Problem details:
Look for the word "server" in the entries and copy each line where it appears.

-- Exercise input follows --

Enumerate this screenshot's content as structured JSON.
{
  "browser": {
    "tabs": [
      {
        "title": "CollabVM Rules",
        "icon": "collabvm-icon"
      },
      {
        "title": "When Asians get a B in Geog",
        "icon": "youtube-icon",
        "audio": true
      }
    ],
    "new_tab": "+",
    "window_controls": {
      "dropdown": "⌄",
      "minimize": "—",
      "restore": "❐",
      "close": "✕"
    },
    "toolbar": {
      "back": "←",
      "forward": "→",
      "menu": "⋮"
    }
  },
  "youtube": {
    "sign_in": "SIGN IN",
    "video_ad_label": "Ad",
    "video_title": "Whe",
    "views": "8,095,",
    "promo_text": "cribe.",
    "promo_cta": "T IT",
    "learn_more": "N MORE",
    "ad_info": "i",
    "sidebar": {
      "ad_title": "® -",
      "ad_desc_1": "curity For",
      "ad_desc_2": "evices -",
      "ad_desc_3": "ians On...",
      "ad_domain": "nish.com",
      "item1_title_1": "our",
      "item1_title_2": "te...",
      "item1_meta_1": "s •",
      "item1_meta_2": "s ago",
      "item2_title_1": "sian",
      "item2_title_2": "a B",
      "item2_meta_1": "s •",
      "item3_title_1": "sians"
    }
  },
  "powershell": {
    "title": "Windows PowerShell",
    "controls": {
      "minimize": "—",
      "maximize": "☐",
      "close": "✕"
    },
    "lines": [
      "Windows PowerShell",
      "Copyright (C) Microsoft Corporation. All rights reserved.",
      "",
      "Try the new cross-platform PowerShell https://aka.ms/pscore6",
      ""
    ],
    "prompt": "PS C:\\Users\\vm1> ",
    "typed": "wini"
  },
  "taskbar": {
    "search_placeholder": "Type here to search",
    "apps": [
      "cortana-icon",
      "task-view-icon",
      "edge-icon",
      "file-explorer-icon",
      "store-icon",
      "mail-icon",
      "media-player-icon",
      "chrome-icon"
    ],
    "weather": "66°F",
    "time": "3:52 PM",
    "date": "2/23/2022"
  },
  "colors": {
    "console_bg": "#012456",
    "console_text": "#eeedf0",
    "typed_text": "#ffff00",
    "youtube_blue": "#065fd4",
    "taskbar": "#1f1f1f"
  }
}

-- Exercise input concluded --
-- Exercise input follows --

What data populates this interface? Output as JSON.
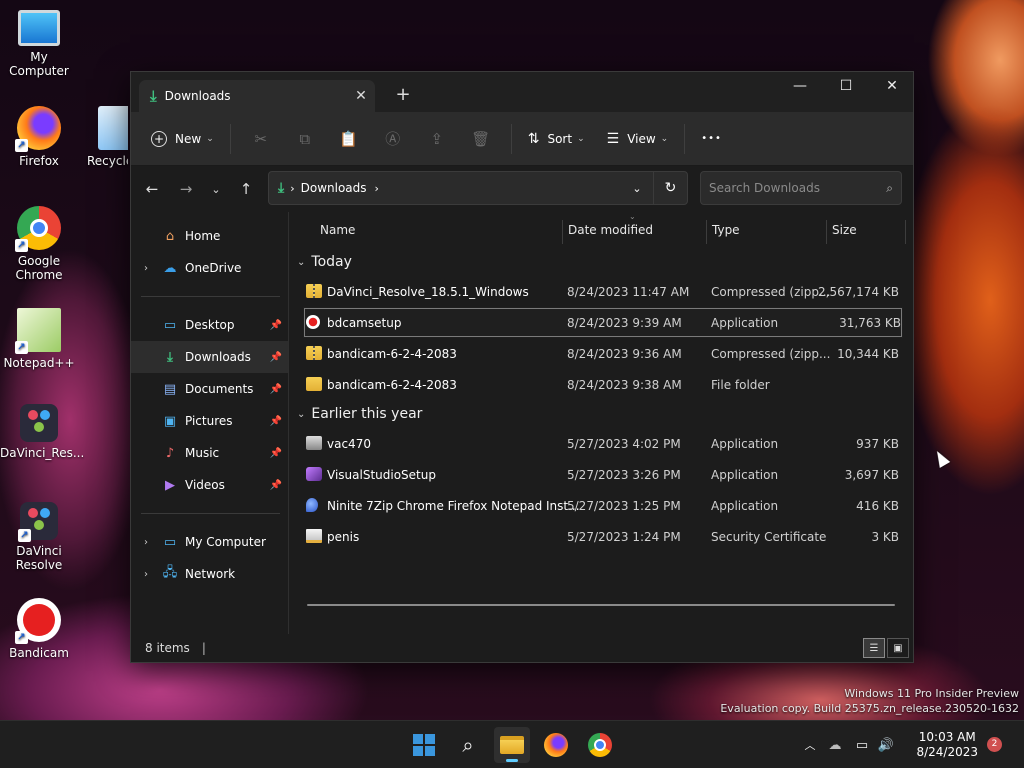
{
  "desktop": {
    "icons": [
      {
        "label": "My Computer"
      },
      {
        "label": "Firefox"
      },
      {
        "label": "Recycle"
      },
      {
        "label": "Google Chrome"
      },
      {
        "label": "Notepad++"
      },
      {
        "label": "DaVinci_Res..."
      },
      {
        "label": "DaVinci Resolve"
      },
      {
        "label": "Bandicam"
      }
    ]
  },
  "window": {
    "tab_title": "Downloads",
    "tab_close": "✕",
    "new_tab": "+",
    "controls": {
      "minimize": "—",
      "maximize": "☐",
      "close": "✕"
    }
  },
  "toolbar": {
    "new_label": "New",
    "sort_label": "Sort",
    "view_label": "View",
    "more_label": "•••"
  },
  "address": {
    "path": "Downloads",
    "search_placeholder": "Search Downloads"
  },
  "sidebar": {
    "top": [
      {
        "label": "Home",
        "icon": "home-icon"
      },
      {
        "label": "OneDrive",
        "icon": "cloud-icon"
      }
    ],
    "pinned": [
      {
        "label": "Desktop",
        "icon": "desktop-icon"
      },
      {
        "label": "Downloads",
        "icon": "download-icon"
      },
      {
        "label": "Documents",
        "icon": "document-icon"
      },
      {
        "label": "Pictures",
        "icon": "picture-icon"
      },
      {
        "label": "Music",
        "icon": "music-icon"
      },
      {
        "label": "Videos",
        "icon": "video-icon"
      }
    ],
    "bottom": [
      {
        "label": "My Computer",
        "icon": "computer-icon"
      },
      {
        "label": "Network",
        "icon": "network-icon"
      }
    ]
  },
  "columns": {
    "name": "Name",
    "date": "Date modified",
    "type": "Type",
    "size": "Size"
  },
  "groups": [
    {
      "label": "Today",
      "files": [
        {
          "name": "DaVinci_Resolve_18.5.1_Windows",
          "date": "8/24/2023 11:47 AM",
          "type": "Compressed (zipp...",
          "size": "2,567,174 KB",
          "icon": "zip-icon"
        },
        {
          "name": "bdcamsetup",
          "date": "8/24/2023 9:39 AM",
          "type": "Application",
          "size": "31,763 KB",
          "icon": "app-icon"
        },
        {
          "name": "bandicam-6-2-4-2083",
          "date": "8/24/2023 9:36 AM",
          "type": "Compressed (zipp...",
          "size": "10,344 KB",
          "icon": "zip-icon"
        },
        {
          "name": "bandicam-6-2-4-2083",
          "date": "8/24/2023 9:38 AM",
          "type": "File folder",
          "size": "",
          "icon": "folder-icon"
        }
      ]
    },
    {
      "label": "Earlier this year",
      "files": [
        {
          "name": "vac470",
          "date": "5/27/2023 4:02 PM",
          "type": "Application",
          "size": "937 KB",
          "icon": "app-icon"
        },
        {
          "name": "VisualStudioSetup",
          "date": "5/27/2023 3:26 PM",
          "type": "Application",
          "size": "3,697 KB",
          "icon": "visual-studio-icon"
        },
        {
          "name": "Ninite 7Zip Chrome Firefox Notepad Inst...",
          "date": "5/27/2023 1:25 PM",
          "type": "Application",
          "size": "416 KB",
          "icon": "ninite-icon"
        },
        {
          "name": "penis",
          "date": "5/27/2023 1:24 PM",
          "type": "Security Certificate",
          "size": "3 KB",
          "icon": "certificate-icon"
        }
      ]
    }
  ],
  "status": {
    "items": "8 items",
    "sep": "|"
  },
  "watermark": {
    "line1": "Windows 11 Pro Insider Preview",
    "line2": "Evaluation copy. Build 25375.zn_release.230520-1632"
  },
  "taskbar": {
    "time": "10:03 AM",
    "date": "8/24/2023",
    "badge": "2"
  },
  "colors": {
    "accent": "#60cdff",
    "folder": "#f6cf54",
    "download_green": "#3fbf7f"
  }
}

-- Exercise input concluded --
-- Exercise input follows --

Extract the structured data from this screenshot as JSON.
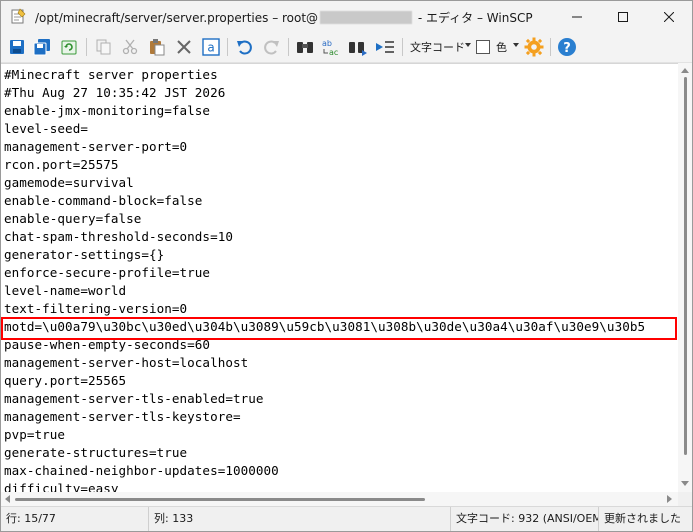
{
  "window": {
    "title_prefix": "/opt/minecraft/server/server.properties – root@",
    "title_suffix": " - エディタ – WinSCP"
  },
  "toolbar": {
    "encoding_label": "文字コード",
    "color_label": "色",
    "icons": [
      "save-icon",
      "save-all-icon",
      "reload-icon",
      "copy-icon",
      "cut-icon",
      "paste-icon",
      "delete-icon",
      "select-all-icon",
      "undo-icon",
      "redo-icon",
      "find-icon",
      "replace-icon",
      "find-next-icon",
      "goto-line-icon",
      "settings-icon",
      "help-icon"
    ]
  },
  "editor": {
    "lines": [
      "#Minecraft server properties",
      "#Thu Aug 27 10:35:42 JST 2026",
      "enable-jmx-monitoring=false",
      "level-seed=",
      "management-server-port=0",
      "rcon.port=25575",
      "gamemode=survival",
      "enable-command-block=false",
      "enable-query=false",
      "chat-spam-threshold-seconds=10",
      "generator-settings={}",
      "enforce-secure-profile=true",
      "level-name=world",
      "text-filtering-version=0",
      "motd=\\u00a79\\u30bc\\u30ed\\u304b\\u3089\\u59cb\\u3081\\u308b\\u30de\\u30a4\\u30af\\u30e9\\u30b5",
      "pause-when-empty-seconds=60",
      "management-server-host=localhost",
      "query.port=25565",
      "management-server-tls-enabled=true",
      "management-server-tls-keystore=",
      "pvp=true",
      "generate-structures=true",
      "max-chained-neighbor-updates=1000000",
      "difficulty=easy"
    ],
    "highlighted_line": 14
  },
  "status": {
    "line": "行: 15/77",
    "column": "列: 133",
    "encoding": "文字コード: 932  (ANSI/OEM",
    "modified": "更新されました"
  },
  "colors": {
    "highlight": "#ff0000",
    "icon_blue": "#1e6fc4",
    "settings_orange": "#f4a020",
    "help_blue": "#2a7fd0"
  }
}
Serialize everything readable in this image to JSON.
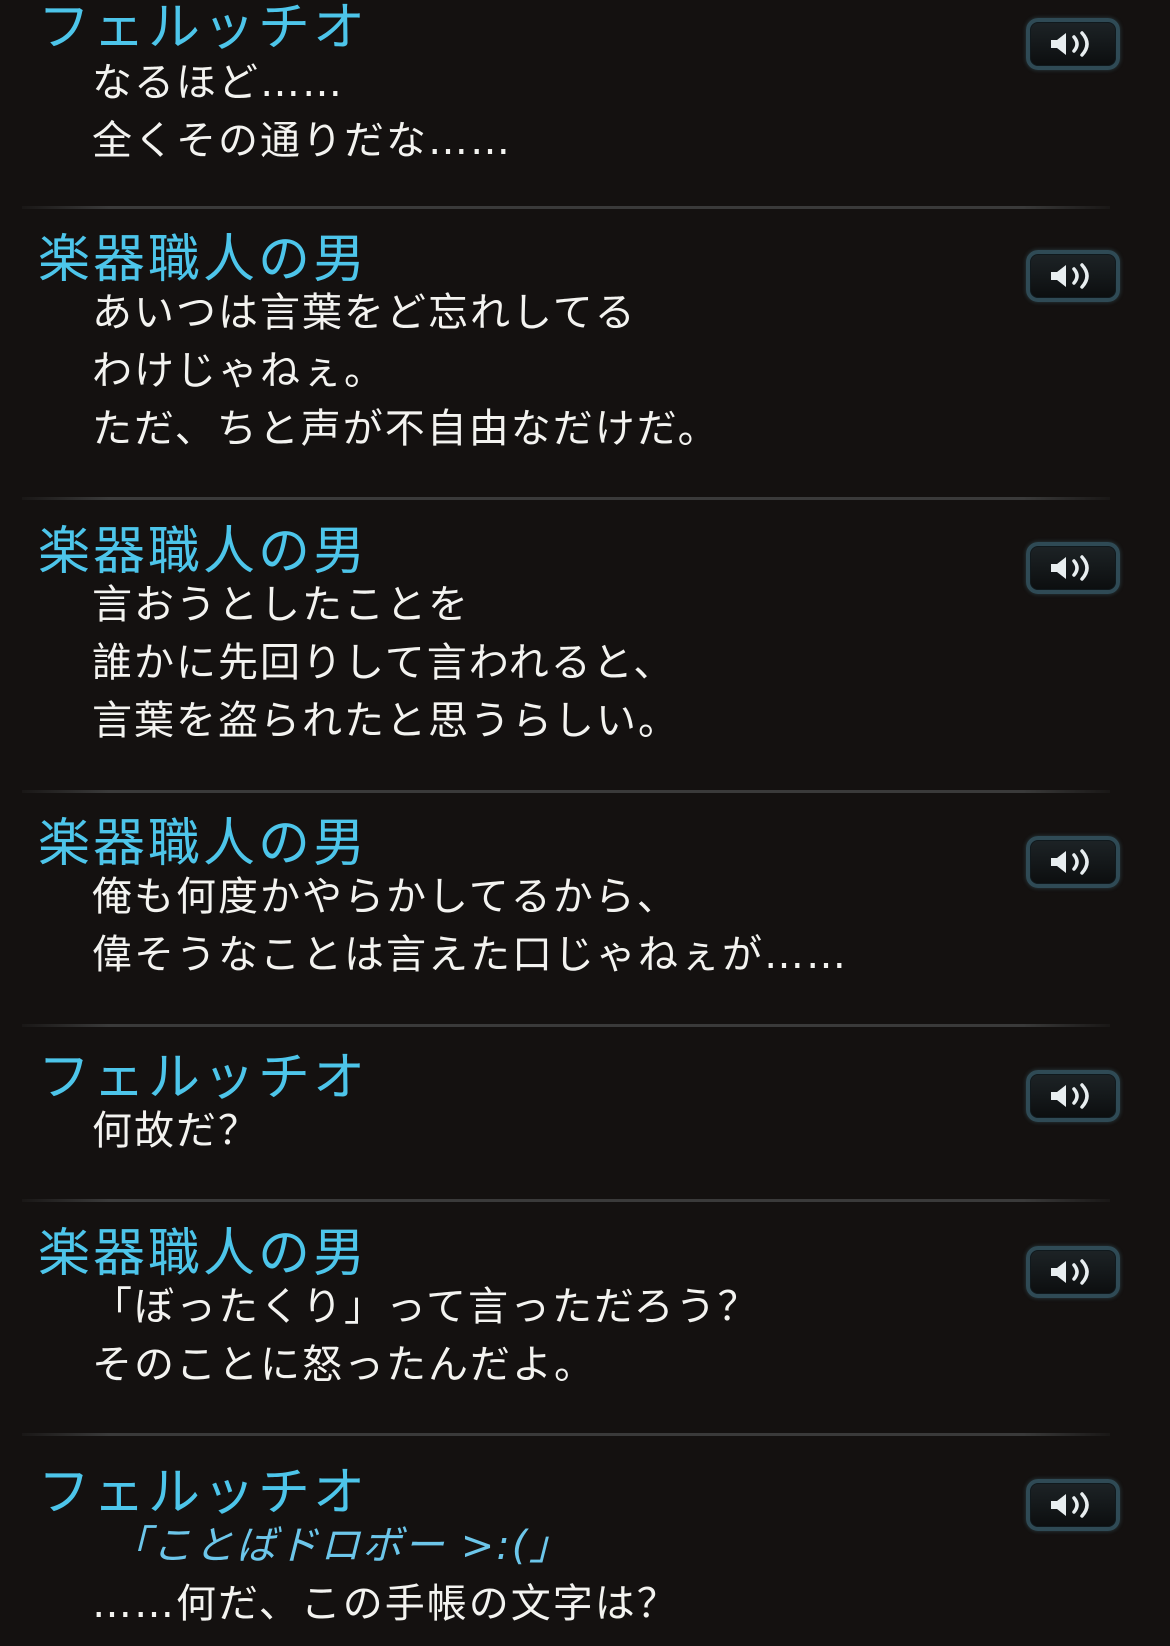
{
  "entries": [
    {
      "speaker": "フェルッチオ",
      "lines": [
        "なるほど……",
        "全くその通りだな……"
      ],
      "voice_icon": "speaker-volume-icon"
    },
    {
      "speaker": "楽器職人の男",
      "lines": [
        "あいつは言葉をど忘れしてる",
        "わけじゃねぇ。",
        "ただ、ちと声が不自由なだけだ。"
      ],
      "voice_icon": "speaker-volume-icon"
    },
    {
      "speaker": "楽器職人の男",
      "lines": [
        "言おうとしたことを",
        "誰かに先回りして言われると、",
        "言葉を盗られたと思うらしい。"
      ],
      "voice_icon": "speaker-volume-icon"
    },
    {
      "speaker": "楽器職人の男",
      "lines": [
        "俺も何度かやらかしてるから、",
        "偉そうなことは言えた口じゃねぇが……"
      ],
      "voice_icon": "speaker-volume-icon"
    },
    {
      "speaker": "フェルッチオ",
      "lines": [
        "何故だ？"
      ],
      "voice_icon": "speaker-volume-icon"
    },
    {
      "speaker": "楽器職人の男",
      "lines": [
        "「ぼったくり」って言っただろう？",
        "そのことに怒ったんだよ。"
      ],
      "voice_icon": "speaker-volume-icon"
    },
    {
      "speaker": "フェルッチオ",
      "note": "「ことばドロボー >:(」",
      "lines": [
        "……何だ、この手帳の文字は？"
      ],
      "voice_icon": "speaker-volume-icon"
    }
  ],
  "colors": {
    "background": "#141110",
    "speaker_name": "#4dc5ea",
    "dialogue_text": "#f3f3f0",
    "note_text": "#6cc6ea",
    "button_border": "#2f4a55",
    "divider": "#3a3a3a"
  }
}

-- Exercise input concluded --

Solution to this exercise:
    "title_prefix": "/opt/minecraft/server/server.properties – root@",
      "#Minecraft server properties",
      "management-server-port=0",
      "management-server-host=localhost",
      "management-server-tls-enabled=true",
      "management-server-tls-keystore=",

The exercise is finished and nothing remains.